After every recent terrorist attack, a strange, bitter taste is left in the mouth of those who know more than their governments would like them to; that of hypocrisy. The hypocrisy of those politicians sending their thoughts and prayers for the victims of a Wahhabist terrorism while almost simultaneously cooperating with its sources. The hypocrisy of Donald Trump denouncing the terrorist attacks of Manchester and London days after meeting with the theocratic, despotic, terrorism-sponsoring Saudi monarchy and dozens of its officials and selling them 110 billion dollars worth of weapons. The hypocrisy of Justin Trudeau condemning these attacks knowing full well his government approved another multi-billion dollar arms to the Saudis deal negotiated under the Harper government. The hypocrisy of Theresa May slandering Corbyn with accusations of terrorist sympathy and collaboration, while she aided Saudi bombing of Yemen, a country on the brink of a full-on starvation.
Awful news from London tonight. We're monitoring the situation – Canadians in need of help please see below: https://t.co/NVHwMlD2uu
— Justin Trudeau (@JustinTrudeau) June 3, 2017
We need to be smart, vigilant and tough. We need the courts to give us back our rights. We need the Travel Ban as an extra level of safety!
— Donald J. Trump (@realDonaldTrump) June 3, 2017
We cannot and must not pretend that things can continue as they are. Things need to change, and they need to change in four important ways. pic.twitter.com/szq25idIC7
— Theresa May (@theresa_may) June 4, 2017
Besides the public torture and execution of homosexuals, atheists, political activists, religious minorities, and a systematic repression of women, Saudi Arabia also boasts funding of extremists groups on terrorism watch lists. Let alone that the two worst humanitarian catastrophes in the Middle East, Syria and Yemen, are being exacerbated by Saudi Arabia’s block of similar-minded nations and their Western backers.
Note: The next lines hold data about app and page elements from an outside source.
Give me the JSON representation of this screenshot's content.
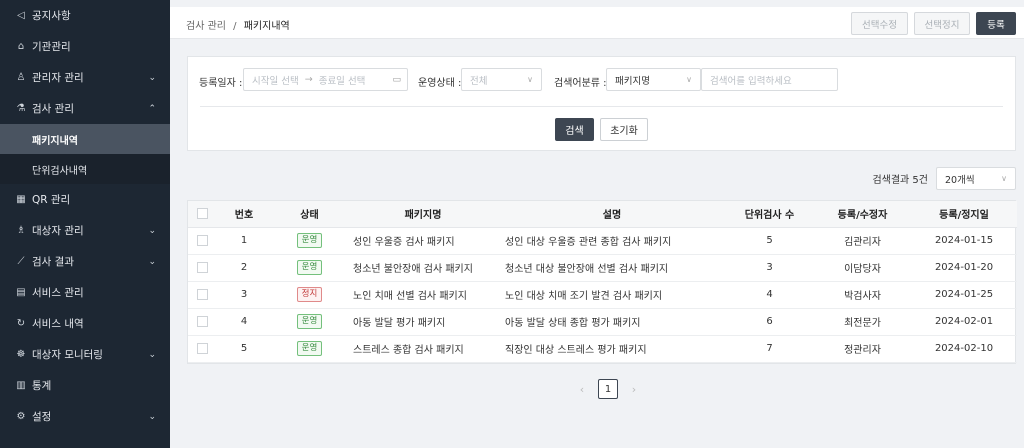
{
  "sidebar": {
    "items": [
      {
        "icon": "megaphone-icon",
        "glyph": "◁",
        "label": "공지사항",
        "chevron": ""
      },
      {
        "icon": "bank-icon",
        "glyph": "⌂",
        "label": "기관관리",
        "chevron": ""
      },
      {
        "icon": "user-icon",
        "glyph": "♙",
        "label": "관리자 관리",
        "chevron": "⌄"
      },
      {
        "icon": "flask-icon",
        "glyph": "⚗",
        "label": "검사 관리",
        "chevron": "⌃"
      }
    ],
    "sub_items": [
      {
        "label": "패키지내역",
        "active": true
      },
      {
        "label": "단위검사내역",
        "active": false
      }
    ],
    "items2": [
      {
        "icon": "qr-icon",
        "glyph": "▦",
        "label": "QR 관리",
        "chevron": ""
      },
      {
        "icon": "users-icon",
        "glyph": "♗",
        "label": "대상자 관리",
        "chevron": "⌄"
      },
      {
        "icon": "chart-line-icon",
        "glyph": "⟋",
        "label": "검사 결과",
        "chevron": "⌄"
      },
      {
        "icon": "grid-icon",
        "glyph": "▤",
        "label": "서비스 관리",
        "chevron": ""
      },
      {
        "icon": "history-icon",
        "glyph": "↻",
        "label": "서비스 내역",
        "chevron": ""
      },
      {
        "icon": "monitor-icon",
        "glyph": "☸",
        "label": "대상자 모니터링",
        "chevron": "⌄"
      },
      {
        "icon": "bar-chart-icon",
        "glyph": "▥",
        "label": "통계",
        "chevron": ""
      },
      {
        "icon": "gear-icon",
        "glyph": "⚙",
        "label": "설정",
        "chevron": "⌄"
      }
    ]
  },
  "header": {
    "breadcrumb_parent": "검사 관리",
    "breadcrumb_sep": "/",
    "breadcrumb_current": "패키지내역",
    "btn_edit": "선택수정",
    "btn_stop": "선택정지",
    "btn_register": "등록"
  },
  "search": {
    "date_label": "등록일자 :",
    "start_placeholder": "시작일 선택",
    "arrow": "→",
    "end_placeholder": "종료일 선택",
    "status_label": "운영상태 :",
    "status_value": "전체",
    "category_label": "검색어분류 :",
    "category_value": "패키지명",
    "keyword_placeholder": "검색어를 입력하세요",
    "search_btn": "검색",
    "reset_btn": "초기화"
  },
  "result": {
    "count_text": "검색결과 5건",
    "page_size": "20개씩"
  },
  "table": {
    "headers": [
      "번호",
      "상태",
      "패키지명",
      "설명",
      "단위검사 수",
      "등록/수정자",
      "등록/정지일"
    ],
    "rows": [
      {
        "no": "1",
        "status": "운영",
        "stopped": false,
        "name": "성인 우울증 검사 패키지",
        "desc": "성인 대상 우울증 관련 종합 검사 패키지",
        "count": "5",
        "user": "김관리자",
        "date": "2024-01-15"
      },
      {
        "no": "2",
        "status": "운영",
        "stopped": false,
        "name": "청소년 불안장애 검사 패키지",
        "desc": "청소년 대상 불안장애 선별 검사 패키지",
        "count": "3",
        "user": "이담당자",
        "date": "2024-01-20"
      },
      {
        "no": "3",
        "status": "정지",
        "stopped": true,
        "name": "노인 치매 선별 검사 패키지",
        "desc": "노인 대상 치매 조기 발견 검사 패키지",
        "count": "4",
        "user": "박검사자",
        "date": "2024-01-25"
      },
      {
        "no": "4",
        "status": "운영",
        "stopped": false,
        "name": "아동 발달 평가 패키지",
        "desc": "아동 발달 상태 종합 평가 패키지",
        "count": "6",
        "user": "최전문가",
        "date": "2024-02-01"
      },
      {
        "no": "5",
        "status": "운영",
        "stopped": false,
        "name": "스트레스 종합 검사 패키지",
        "desc": "직장인 대상 스트레스 평가 패키지",
        "count": "7",
        "user": "정관리자",
        "date": "2024-02-10"
      }
    ]
  },
  "pagination": {
    "prev": "‹",
    "current": "1",
    "next": "›"
  }
}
Whether it be the funding of groups on the ground, the recycling of jihadist fighters by facilitation of movement or the pursuit of regime changes that destabilize any opposition to the Saudi monarchy, the governments scrambling to mitigate the damage of these terrible attacks have the blood of their own civilians on their hands.
Mourn the innocent victims, their families, and their communities. Have no sympathetic thought for Theresa May or any western leader, for they tried playing a scorpion as a card and were surprised when it stung their hand.